Write out the complete data exactly as written.

[App and web page records]
##############################

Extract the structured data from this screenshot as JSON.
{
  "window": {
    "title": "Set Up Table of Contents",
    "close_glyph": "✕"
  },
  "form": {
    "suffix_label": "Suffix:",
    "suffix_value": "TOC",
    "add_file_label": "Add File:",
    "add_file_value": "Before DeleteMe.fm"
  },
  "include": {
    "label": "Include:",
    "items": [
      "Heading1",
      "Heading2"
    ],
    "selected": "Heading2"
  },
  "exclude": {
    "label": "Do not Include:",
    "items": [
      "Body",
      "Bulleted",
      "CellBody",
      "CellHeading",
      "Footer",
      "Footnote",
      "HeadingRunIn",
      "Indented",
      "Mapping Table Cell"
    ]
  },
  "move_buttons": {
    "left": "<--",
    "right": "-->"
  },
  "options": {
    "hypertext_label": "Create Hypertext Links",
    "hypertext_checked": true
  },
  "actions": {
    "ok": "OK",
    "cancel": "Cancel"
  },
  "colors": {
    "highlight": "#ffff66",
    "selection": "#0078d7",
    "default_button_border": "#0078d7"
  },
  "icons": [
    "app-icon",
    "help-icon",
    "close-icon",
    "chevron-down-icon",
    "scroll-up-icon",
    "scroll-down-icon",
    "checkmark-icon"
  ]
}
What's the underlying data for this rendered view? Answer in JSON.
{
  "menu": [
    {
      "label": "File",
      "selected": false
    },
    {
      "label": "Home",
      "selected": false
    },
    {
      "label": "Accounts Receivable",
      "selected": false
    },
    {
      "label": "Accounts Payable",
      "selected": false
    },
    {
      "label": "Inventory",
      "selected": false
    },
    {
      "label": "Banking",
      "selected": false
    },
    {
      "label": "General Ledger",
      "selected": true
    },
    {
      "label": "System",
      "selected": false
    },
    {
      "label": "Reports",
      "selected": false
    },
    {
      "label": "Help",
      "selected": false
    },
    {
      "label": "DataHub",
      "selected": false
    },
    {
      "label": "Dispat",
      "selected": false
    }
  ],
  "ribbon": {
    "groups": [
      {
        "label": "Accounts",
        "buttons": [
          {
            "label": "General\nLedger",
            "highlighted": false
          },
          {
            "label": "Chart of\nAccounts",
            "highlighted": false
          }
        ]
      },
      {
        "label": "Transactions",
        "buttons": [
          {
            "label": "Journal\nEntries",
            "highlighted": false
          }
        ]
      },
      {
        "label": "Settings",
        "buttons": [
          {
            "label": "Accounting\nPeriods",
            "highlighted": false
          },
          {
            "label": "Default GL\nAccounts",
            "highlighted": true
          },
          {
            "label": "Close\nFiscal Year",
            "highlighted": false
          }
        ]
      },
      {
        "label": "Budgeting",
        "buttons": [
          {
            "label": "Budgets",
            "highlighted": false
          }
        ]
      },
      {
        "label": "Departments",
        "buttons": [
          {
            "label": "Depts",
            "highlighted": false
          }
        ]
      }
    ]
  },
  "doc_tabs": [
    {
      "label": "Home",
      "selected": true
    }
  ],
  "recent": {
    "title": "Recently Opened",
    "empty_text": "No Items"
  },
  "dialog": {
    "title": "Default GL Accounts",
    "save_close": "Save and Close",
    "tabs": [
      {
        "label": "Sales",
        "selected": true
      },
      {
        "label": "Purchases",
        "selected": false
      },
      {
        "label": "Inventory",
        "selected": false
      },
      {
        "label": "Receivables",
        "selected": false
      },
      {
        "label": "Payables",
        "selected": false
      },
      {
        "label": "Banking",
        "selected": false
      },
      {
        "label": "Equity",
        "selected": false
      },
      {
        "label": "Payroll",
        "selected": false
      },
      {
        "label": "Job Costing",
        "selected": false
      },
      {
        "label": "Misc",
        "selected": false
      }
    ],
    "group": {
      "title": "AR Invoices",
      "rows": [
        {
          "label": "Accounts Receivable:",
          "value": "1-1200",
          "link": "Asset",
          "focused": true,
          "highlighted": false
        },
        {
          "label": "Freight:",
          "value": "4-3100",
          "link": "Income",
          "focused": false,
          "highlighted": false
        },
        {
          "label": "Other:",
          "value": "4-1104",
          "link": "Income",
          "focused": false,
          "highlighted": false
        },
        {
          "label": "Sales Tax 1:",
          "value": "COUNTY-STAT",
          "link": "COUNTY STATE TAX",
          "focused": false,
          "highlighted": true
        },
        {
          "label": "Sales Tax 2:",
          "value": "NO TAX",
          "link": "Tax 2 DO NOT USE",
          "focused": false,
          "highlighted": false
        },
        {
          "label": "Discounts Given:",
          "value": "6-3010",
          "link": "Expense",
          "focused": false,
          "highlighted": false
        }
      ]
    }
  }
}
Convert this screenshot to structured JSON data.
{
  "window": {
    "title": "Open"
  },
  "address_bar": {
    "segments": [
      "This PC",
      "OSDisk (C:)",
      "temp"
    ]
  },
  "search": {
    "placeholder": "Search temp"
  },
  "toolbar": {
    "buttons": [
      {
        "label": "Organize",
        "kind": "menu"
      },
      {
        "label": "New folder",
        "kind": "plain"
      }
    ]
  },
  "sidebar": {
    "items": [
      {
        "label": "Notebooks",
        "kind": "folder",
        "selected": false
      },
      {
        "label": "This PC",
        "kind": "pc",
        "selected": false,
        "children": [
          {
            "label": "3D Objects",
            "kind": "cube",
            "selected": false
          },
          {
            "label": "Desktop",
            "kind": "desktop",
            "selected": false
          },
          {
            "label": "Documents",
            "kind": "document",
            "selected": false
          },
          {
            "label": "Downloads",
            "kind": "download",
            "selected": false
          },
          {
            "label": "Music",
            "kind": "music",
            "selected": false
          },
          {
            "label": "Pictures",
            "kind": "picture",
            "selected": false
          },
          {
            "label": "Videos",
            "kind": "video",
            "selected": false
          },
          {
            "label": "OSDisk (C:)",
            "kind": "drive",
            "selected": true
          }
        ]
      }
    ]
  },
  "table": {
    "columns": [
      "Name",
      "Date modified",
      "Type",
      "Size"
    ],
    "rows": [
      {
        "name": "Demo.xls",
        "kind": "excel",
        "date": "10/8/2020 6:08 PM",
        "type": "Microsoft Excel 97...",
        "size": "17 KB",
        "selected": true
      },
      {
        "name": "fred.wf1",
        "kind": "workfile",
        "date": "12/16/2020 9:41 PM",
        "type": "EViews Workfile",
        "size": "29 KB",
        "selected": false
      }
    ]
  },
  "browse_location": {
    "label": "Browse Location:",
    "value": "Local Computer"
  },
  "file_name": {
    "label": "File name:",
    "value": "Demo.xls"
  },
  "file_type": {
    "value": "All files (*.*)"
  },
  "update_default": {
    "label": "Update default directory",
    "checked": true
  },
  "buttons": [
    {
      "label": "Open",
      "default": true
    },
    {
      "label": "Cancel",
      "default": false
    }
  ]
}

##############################

Result of this exercise
Extract the structured data from this screenshot as JSON.
{
  "window": {
    "title": "Set Up Table of Contents",
    "close_glyph": "✕"
  },
  "form": {
    "suffix_label": "Suffix:",
    "suffix_value": "TOC",
    "add_file_label": "Add File:",
    "add_file_value": "Before DeleteMe.fm"
  },
  "include": {
    "label": "Include:",
    "items": [
      "Heading1",
      "Heading2"
    ],
    "selected": "Heading2"
  },
  "exclude": {
    "label": "Do not Include:",
    "items": [
      "Body",
      "Bulleted",
      "CellBody",
      "CellHeading",
      "Footer",
      "Footnote",
      "HeadingRunIn",
      "Indented",
      "Mapping Table Cell"
    ]
  },
  "move_buttons": {
    "left": "<--",
    "right": "-->"
  },
  "options": {
    "hypertext_label": "Create Hypertext Links",
    "hypertext_checked": true
  },
  "actions": {
    "ok": "OK",
    "cancel": "Cancel"
  },
  "colors": {
    "highlight": "#ffff66",
    "selection": "#0078d7",
    "default_button_border": "#0078d7"
  },
  "icons": [
    "app-icon",
    "help-icon",
    "close-icon",
    "chevron-down-icon",
    "scroll-up-icon",
    "scroll-down-icon",
    "checkmark-icon"
  ]
}
What's the underlying data for this rendered view? Answer in JSON.
{
  "menu": [
    {
      "label": "File",
      "selected": false
    },
    {
      "label": "Home",
      "selected": false
    },
    {
      "label": "Accounts Receivable",
      "selected": false
    },
    {
      "label": "Accounts Payable",
      "selected": false
    },
    {
      "label": "Inventory",
      "selected": false
    },
    {
      "label": "Banking",
      "selected": false
    },
    {
      "label": "General Ledger",
      "selected": true
    },
    {
      "label": "System",
      "selected": false
    },
    {
      "label": "Reports",
      "selected": false
    },
    {
      "label": "Help",
      "selected": false
    },
    {
      "label": "DataHub",
      "selected": false
    },
    {
      "label": "Dispat",
      "selected": false
    }
  ],
  "ribbon": {
    "groups": [
      {
        "label": "Accounts",
        "buttons": [
          {
            "label": "General\nLedger",
            "highlighted": false
          },
          {
            "label": "Chart of\nAccounts",
            "highlighted": false
          }
        ]
      },
      {
        "label": "Transactions",
        "buttons": [
          {
            "label": "Journal\nEntries",
            "highlighted": false
          }
        ]
      },
      {
        "label": "Settings",
        "buttons": [
          {
            "label": "Accounting\nPeriods",
            "highlighted": false
          },
          {
            "label": "Default GL\nAccounts",
            "highlighted": true
          },
          {
            "label": "Close\nFiscal Year",
            "highlighted": false
          }
        ]
      },
      {
        "label": "Budgeting",
        "buttons": [
          {
            "label": "Budgets",
            "highlighted": false
          }
        ]
      },
      {
        "label": "Departments",
        "buttons": [
          {
            "label": "Depts",
            "highlighted": false
          }
        ]
      }
    ]
  },
  "doc_tabs": [
    {
      "label": "Home",
      "selected": true
    }
  ],
  "recent": {
    "title": "Recently Opened",
    "empty_text": "No Items"
  },
  "dialog": {
    "title": "Default GL Accounts",
    "save_close": "Save and Close",
    "tabs": [
      {
        "label": "Sales",
        "selected": true
      },
      {
        "label": "Purchases",
        "selected": false
      },
      {
        "label": "Inventory",
        "selected": false
      },
      {
        "label": "Receivables",
        "selected": false
      },
      {
        "label": "Payables",
        "selected": false
      },
      {
        "label": "Banking",
        "selected": false
      },
      {
        "label": "Equity",
        "selected": false
      },
      {
        "label": "Payroll",
        "selected": false
      },
      {
        "label": "Job Costing",
        "selected": false
      },
      {
        "label": "Misc",
        "selected": false
      }
    ],
    "group": {
      "title": "AR Invoices",
      "rows": [
        {
          "label": "Accounts Receivable:",
          "value": "1-1200",
          "link": "Asset",
          "focused": true,
          "highlighted": false
        },
        {
          "label": "Freight:",
          "value": "4-3100",
          "link": "Income",
          "focused": false,
          "highlighted": false
        },
        {
          "label": "Other:",
          "value": "4-1104",
          "link": "Income",
          "focused": false,
          "highlighted": false
        },
        {
          "label": "Sales Tax 1:",
          "value": "COUNTY-STAT",
          "link": "COUNTY STATE TAX",
          "focused": false,
          "highlighted": true
        },
        {
          "label": "Sales Tax 2:",
          "value": "NO TAX",
          "link": "Tax 2 DO NOT USE",
          "focused": false,
          "highlighted": false
        },
        {
          "label": "Discounts Given:",
          "value": "6-3010",
          "link": "Expense",
          "focused": false,
          "highlighted": false
        }
      ]
    }
  }
}
Convert this screenshot to structured JSON data.
{
  "window": {
    "title": "Open"
  },
  "address_bar": {
    "segments": [
      "This PC",
      "OSDisk (C:)",
      "temp"
    ]
  },
  "search": {
    "placeholder": "Search temp"
  },
  "toolbar": {
    "buttons": [
      {
        "label": "Organize",
        "kind": "menu"
      },
      {
        "label": "New folder",
        "kind": "plain"
      }
    ]
  },
  "sidebar": {
    "items": [
      {
        "label": "Notebooks",
        "kind": "folder",
        "selected": false
      },
      {
        "label": "This PC",
        "kind": "pc",
        "selected": false,
        "children": [
          {
            "label": "3D Objects",
            "kind": "cube",
            "selected": false
          },
          {
            "label": "Desktop",
            "kind": "desktop",
            "selected": false
          },
          {
            "label": "Documents",
            "kind": "document",
            "selected": false
          },
          {
            "label": "Downloads",
            "kind": "download",
            "selected": false
          },
          {
            "label": "Music",
            "kind": "music",
            "selected": false
          },
          {
            "label": "Pictures",
            "kind": "picture",
            "selected": false
          },
          {
            "label": "Videos",
            "kind": "video",
            "selected": false
          },
          {
            "label": "OSDisk (C:)",
            "kind": "drive",
            "selected": true
          }
        ]
      }
    ]
  },
  "table": {
    "columns": [
      "Name",
      "Date modified",
      "Type",
      "Size"
    ],
    "rows": [
      {
        "name": "Demo.xls",
        "kind": "excel",
        "date": "10/8/2020 6:08 PM",
        "type": "Microsoft Excel 97...",
        "size": "17 KB",
        "selected": true
      },
      {
        "name": "fred.wf1",
        "kind": "workfile",
        "date": "12/16/2020 9:41 PM",
        "type": "EViews Workfile",
        "size": "29 KB",
        "selected": false
      }
    ]
  },
  "browse_location": {
    "label": "Browse Location:",
    "value": "Local Computer"
  },
  "file_name": {
    "label": "File name:",
    "value": "Demo.xls"
  },
  "file_type": {
    "value": "All files (*.*)"
  },
  "update_default": {
    "label": "Update default directory",
    "checked": true
  },
  "buttons": [
    {
      "label": "Open",
      "default": true
    },
    {
      "label": "Cancel",
      "default": false
    }
  ]
}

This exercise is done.